### WORK TASK
Please return the lines of the data that contain "Expand".
>>>
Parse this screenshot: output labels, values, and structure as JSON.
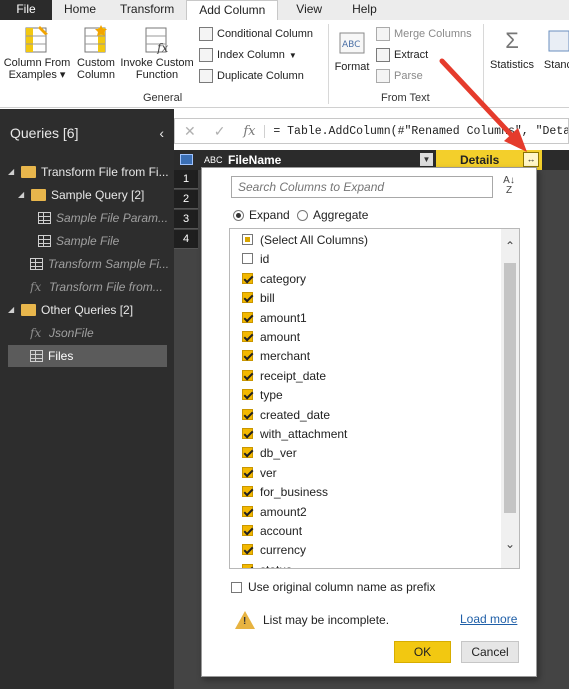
{
  "tabs": [
    {
      "label": "File"
    },
    {
      "label": "Home"
    },
    {
      "label": "Transform"
    },
    {
      "label": "Add Column"
    },
    {
      "label": "View"
    },
    {
      "label": "Help"
    }
  ],
  "ribbon": {
    "column_from_examples": "Column From",
    "column_from_examples_2": "Examples",
    "custom_column": "Custom",
    "custom_column_2": "Column",
    "invoke_custom_function": "Invoke Custom",
    "invoke_custom_function_2": "Function",
    "conditional_column": "Conditional Column",
    "index_column": "Index Column",
    "duplicate_column": "Duplicate Column",
    "group_general": "General",
    "format": "Format",
    "merge_columns": "Merge Columns",
    "extract": "Extract",
    "parse": "Parse",
    "group_from_text": "From Text",
    "statistics": "Statistics",
    "standard": "Stanc"
  },
  "queries": {
    "title": "Queries [6]",
    "items": [
      {
        "label": "Transform File from Fi..."
      },
      {
        "label": "Sample Query [2]"
      },
      {
        "label": "Sample File Param..."
      },
      {
        "label": "Sample File"
      },
      {
        "label": "Transform Sample Fi..."
      },
      {
        "label": "Transform File from..."
      },
      {
        "label": "Other Queries [2]"
      },
      {
        "label": "JsonFile"
      },
      {
        "label": "Files"
      }
    ]
  },
  "formula_bar": {
    "cancel_glyph": "✕",
    "commit_glyph": "✓",
    "fx_glyph": "fx",
    "formula": "= Table.AddColumn(#\"Renamed Columns\", \"Deta"
  },
  "grid": {
    "rows": [
      "1",
      "2",
      "3",
      "4"
    ],
    "column_filename": "FileName",
    "column_details": "Details",
    "abc_label": "ABC"
  },
  "dialog": {
    "search_placeholder": "Search Columns to Expand",
    "expand_label": "Expand",
    "aggregate_label": "Aggregate",
    "columns": [
      {
        "label": "(Select All Columns)",
        "state": "partial"
      },
      {
        "label": "id",
        "state": "off"
      },
      {
        "label": "category",
        "state": "on"
      },
      {
        "label": "bill",
        "state": "on"
      },
      {
        "label": "amount1",
        "state": "on"
      },
      {
        "label": "amount",
        "state": "on"
      },
      {
        "label": "merchant",
        "state": "on"
      },
      {
        "label": "receipt_date",
        "state": "on"
      },
      {
        "label": "type",
        "state": "on"
      },
      {
        "label": "created_date",
        "state": "on"
      },
      {
        "label": "with_attachment",
        "state": "on"
      },
      {
        "label": "db_ver",
        "state": "on"
      },
      {
        "label": "ver",
        "state": "on"
      },
      {
        "label": "for_business",
        "state": "on"
      },
      {
        "label": "amount2",
        "state": "on"
      },
      {
        "label": "account",
        "state": "on"
      },
      {
        "label": "currency",
        "state": "on"
      },
      {
        "label": "status",
        "state": "on"
      }
    ],
    "prefix_label": "Use original column name as prefix",
    "warning_text": "List may be incomplete.",
    "load_more": "Load more",
    "ok": "OK",
    "cancel": "Cancel"
  },
  "colors": {
    "accent_yellow": "#f2c811",
    "checkbox_fill": "#f3b800",
    "arrow_red": "#e53b2c",
    "pane_dark": "#2d2d2d"
  }
}
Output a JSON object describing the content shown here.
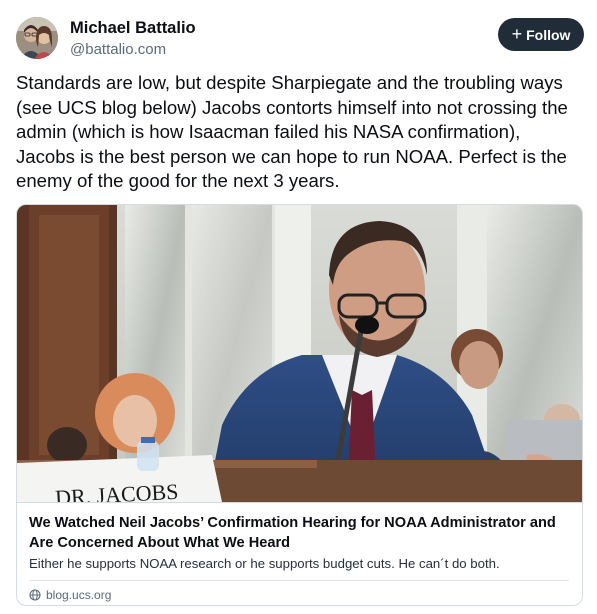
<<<
### TASK ANSWER
    "search_placeholder": "Search Columns to Expand",
    "expand_label": "Expand",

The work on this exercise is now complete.